THIS YEAR may not have produced a more suspenseful thriller than Brian Moore's "Lies of Silence."
It's difficult to imagine a more powerful assault on readers' nerves than the one mounted by this consummately crafted novel about the moral dilemmas endemic to that sectarian and political killing field known as Northern Ireland.
Moore, who was born in the city, uses Belfast as his bloody backdrop, and a young hotel manager named Michael Dillon as his principal. When Irish Republican Army terrorists bomb the hotel, Dillon alone knows he can identify one of them. But should he?
His internal tug of war -- to tell or not to tell -- is the wrenching stuff of Moore's extraordinarily gripping story. If Dillon, to protect himself, his estranged wife and his lover, bows to IRA threats by refusing to identify the thug to authorities, he's adding to the book title's "lies of silence" that perpetuate the Ulster bloodletting. But if he stands up to the IRA by pointing out the terrorist he saw, he's risking the killers' deadly wrath and sacrificing the new life and career he's about to embark on in London.
For the vacillating Dillon, the predicament is agonizing. For author Moore, it's the stuff of powerful drama.
Moore, now living in California, has written a top-tension entry -- and done it without smoke or mirrors, without car chases or shootouts. He has done it with lean, relentless and understated narrative, superlative characterizations, visceral wallop, and a chillingly disturbing sense of what happens when decent human beings get in the way of the juggernaut of mindless zealotry.

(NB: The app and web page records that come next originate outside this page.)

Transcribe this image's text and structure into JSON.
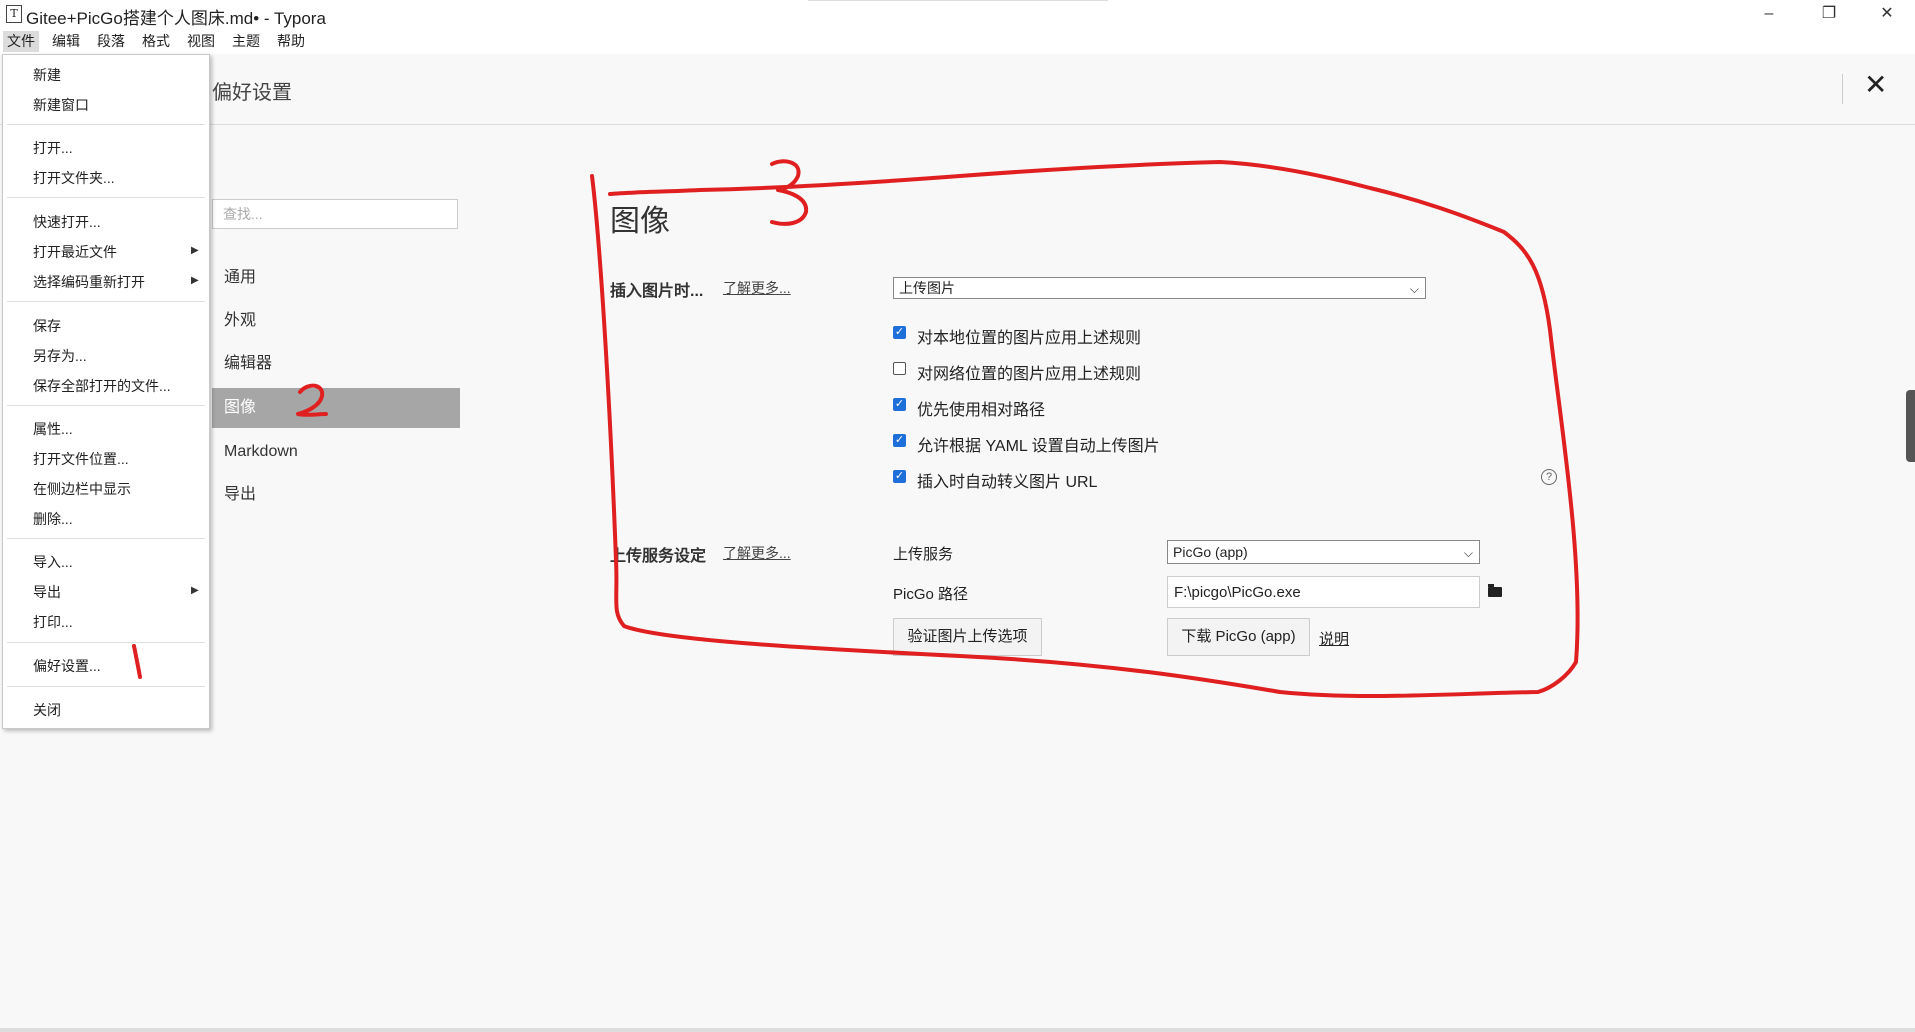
{
  "window": {
    "app_icon": "T",
    "title": "Gitee+PicGo搭建个人图床.md• - Typora",
    "minimize": "–",
    "restore": "❐",
    "close": "✕"
  },
  "menubar": [
    "文件",
    "编辑",
    "段落",
    "格式",
    "视图",
    "主题",
    "帮助"
  ],
  "file_menu": {
    "items": [
      "新建",
      "新建窗口",
      "打开...",
      "打开文件夹...",
      "快速打开...",
      "打开最近文件",
      "选择编码重新打开",
      "保存",
      "另存为...",
      "保存全部打开的文件...",
      "属性...",
      "打开文件位置...",
      "在侧边栏中显示",
      "删除...",
      "导入...",
      "导出",
      "打印...",
      "偏好设置...",
      "关闭"
    ],
    "arrow": "▶"
  },
  "preferences": {
    "title": "偏好设置",
    "close": "✕",
    "search_placeholder": "查找...",
    "nav": [
      "通用",
      "外观",
      "编辑器",
      "图像",
      "Markdown",
      "导出"
    ],
    "selected_nav": "图像"
  },
  "image_section": {
    "title": "图像",
    "insert_label": "插入图片时...",
    "learn_more": "了解更多...",
    "insert_action": "上传图片",
    "options": [
      {
        "label": "对本地位置的图片应用上述规则",
        "checked": true
      },
      {
        "label": "对网络位置的图片应用上述规则",
        "checked": false
      },
      {
        "label": "优先使用相对路径",
        "checked": true
      },
      {
        "label": "允许根据 YAML 设置自动上传图片",
        "checked": true
      },
      {
        "label": "插入时自动转义图片 URL",
        "checked": true
      }
    ],
    "check_mark": "✓",
    "help": "?",
    "upload_label": "上传服务设定",
    "upload_learn_more": "了解更多...",
    "service_label": "上传服务",
    "service_value": "PicGo (app)",
    "path_label": "PicGo 路径",
    "path_value": "F:\\picgo\\PicGo.exe",
    "verify_button": "验证图片上传选项",
    "download_button": "下载 PicGo (app)",
    "explain_link": "说明",
    "caret": "⌵"
  },
  "annotation_colors": {
    "pen": "#e02020"
  }
}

Lies of Silence. By Brian Moore. Doubleday. 197 pages, $18.95